When you repeat the entries below, keep each word exactly as it is and drop the pictures.
--------------------------------------------------
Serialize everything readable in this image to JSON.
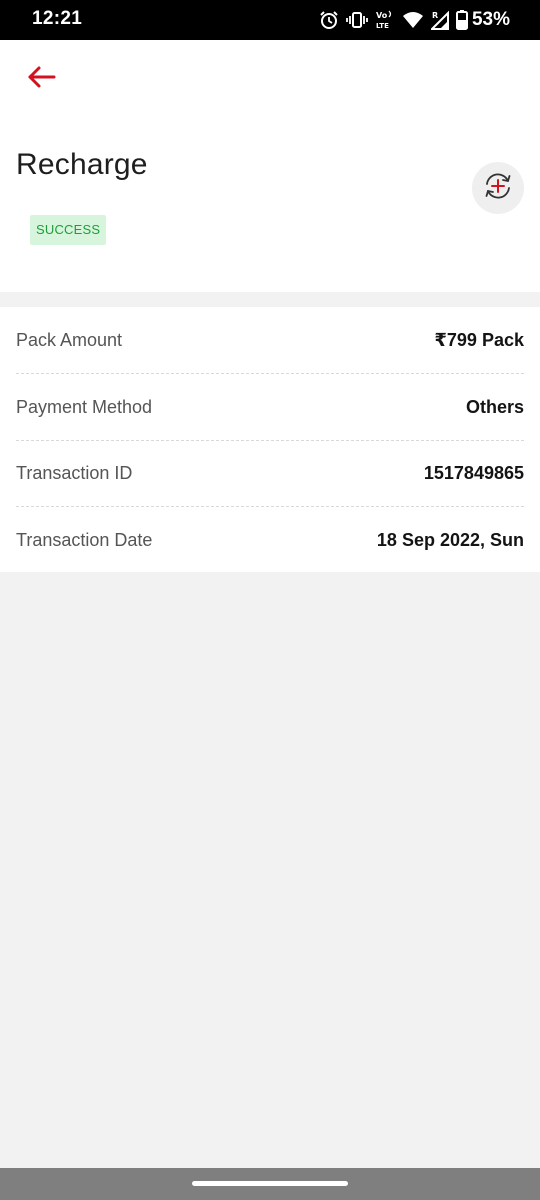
{
  "status_bar": {
    "time": "12:21",
    "battery_percent": "53%",
    "icons": [
      "alarm-icon",
      "vibrate-icon",
      "volte-icon",
      "wifi-icon",
      "cellular-signal-icon",
      "battery-icon"
    ]
  },
  "header": {
    "back_icon": "back-arrow-icon",
    "title": "Recharge",
    "status": "SUCCESS",
    "repeat_icon": "repeat-recharge-icon"
  },
  "details": [
    {
      "label": "Pack Amount",
      "value": "₹799 Pack"
    },
    {
      "label": "Payment Method",
      "value": "Others"
    },
    {
      "label": "Transaction ID",
      "value": "1517849865"
    },
    {
      "label": "Transaction Date",
      "value": "18 Sep 2022, Sun"
    }
  ],
  "colors": {
    "accent": "#d3121f",
    "success_text": "#1f9d3a",
    "success_bg": "#d6f5dc",
    "page_bg": "#f2f2f2"
  }
}
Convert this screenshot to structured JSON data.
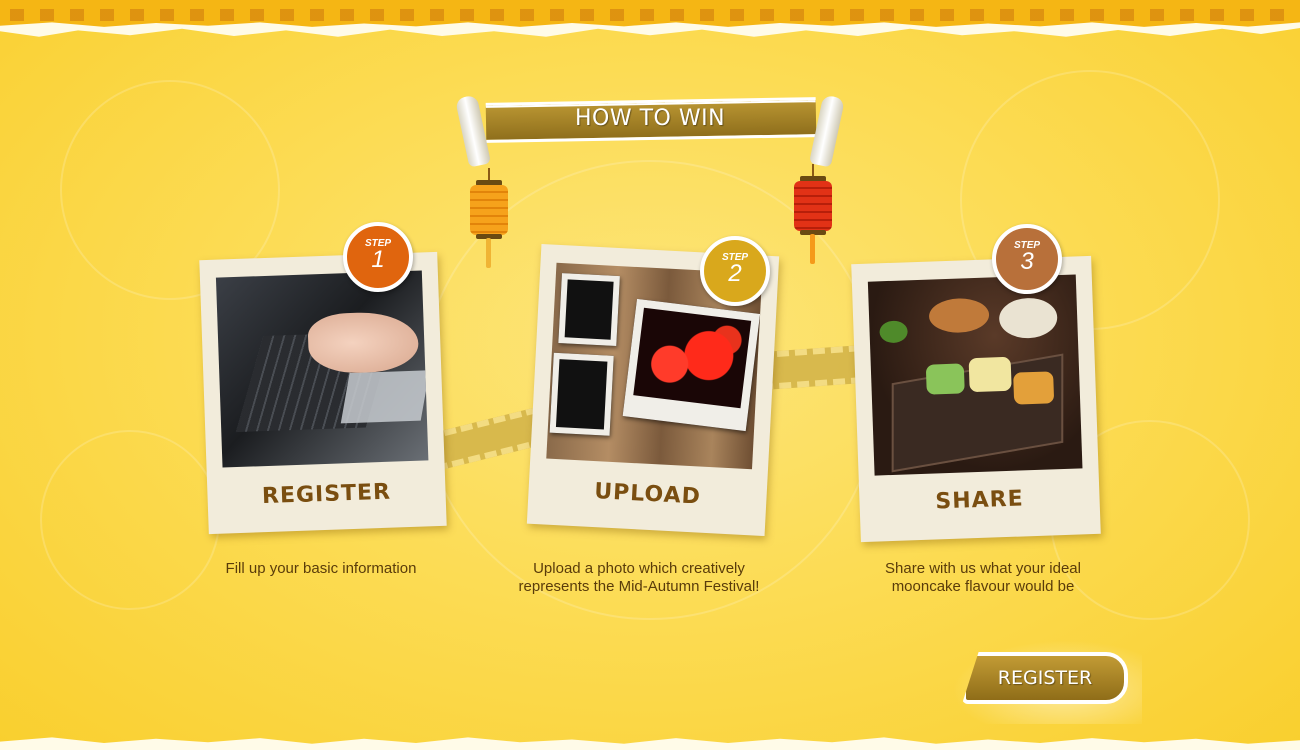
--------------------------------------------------
* [Finished exercise]:
Serialize everything readable in this image to JSON.
{
  "status_bar": {
    "time": "12:21",
    "battery_percent": "53%",
    "icons": [
      "alarm-icon",
      "vibrate-icon",
      "volte-icon",
      "wifi-icon",
      "cellular-signal-icon",
      "battery-icon"
    ]
  },
  "header": {
    "back_icon": "back-arrow-icon",
    "title": "Recharge",
    "status": "SUCCESS",
    "repeat_icon": "repeat-recharge-icon"
  },
  "details": [
    {
      "label": "Pack Amount",
      "value": "₹799 Pack"
    },
    {
      "label": "Payment Method",
      "value": "Others"
    },
    {
      "label": "Transaction ID",
      "value": "1517849865"
    },
    {
      "label": "Transaction Date",
      "value": "18 Sep 2022, Sun"
    }
  ],
  "colors": {
    "accent": "#d3121f",
    "success_text": "#1f9d3a",
    "success_bg": "#d6f5dc",
    "page_bg": "#f2f2f2"
  }
}
Convert this screenshot to structured JSON data.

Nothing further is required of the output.